If you are using glue-on fittings, be sure to purchase the proper type of solvent or cement. For CPVC, you need to have a two-part system consisting of solvent for cleaning and priming, and cement for adhesion. Most home-improvement stores sell these in sets in a convenient size and price (Photo 3).
Photo 4 shows the almost completed repair. At the bottom left, almost behind the water heater, you can see the glue-on connector dividing the original section of tubing from the new section. Similarly, vertically down the center of the photo, you can see the glue-on union fitting dividing the other end of the repair. The surviving original bypass valve is shown at the top left, and the first of two PTC replacement valves is shown in the center of the photo. Looking closely, you can see that the replacement valve is snug against the glue-on tee fitting above it, but the compression ring is fully extended. When I cut off the original valve that was in that location, the remaining tubing was just of sufficient length to allow for installation of the PTC replacement valve. The remaining steps were to cut the bottom section of tubing and install a tee and valve on that section, and then run a new piece of tubing from the tee to the bottom of the new valve in the photo.

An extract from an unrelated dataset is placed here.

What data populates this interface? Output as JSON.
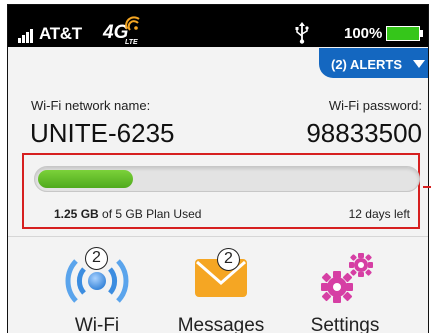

Once the repair was complete, I turned on the water and checked for leaks. For glue-on fittings, be sure to twist the fitting about 1/8 turn after applying the glue, whenever possible, in order to properly seat and seal the fitting. This is not always possible, especially after making the final glue connection. For PTC fittings, make sure to push the fitting onto the tubing as far as you can, and then pull on the fitting to ensure that it’s seated. Be sure the release ring is fully extended and is not restricted by adjacent fittings. PTC fittings seal very well as long as they are fully inserted onto the tubing. I recommend PTC over glue-on fittings, because of PTC’s ease of use and their ability to be removed. However, as mentioned previously, they are much more expensive.
Plumbing leaks should never be ignored, as they can be just as damaging over time as roof and sidewall leaks. If your water pump occasionally (or frequently) cycles when no taps are turned on, or if you have water where it isn’t supposed to be, you may have a plumbing leak. Take the time to investigate water leaks in your RV, as they are easy to fix, and eliminating them as soon as you notice them can prevent serious water damage down the road.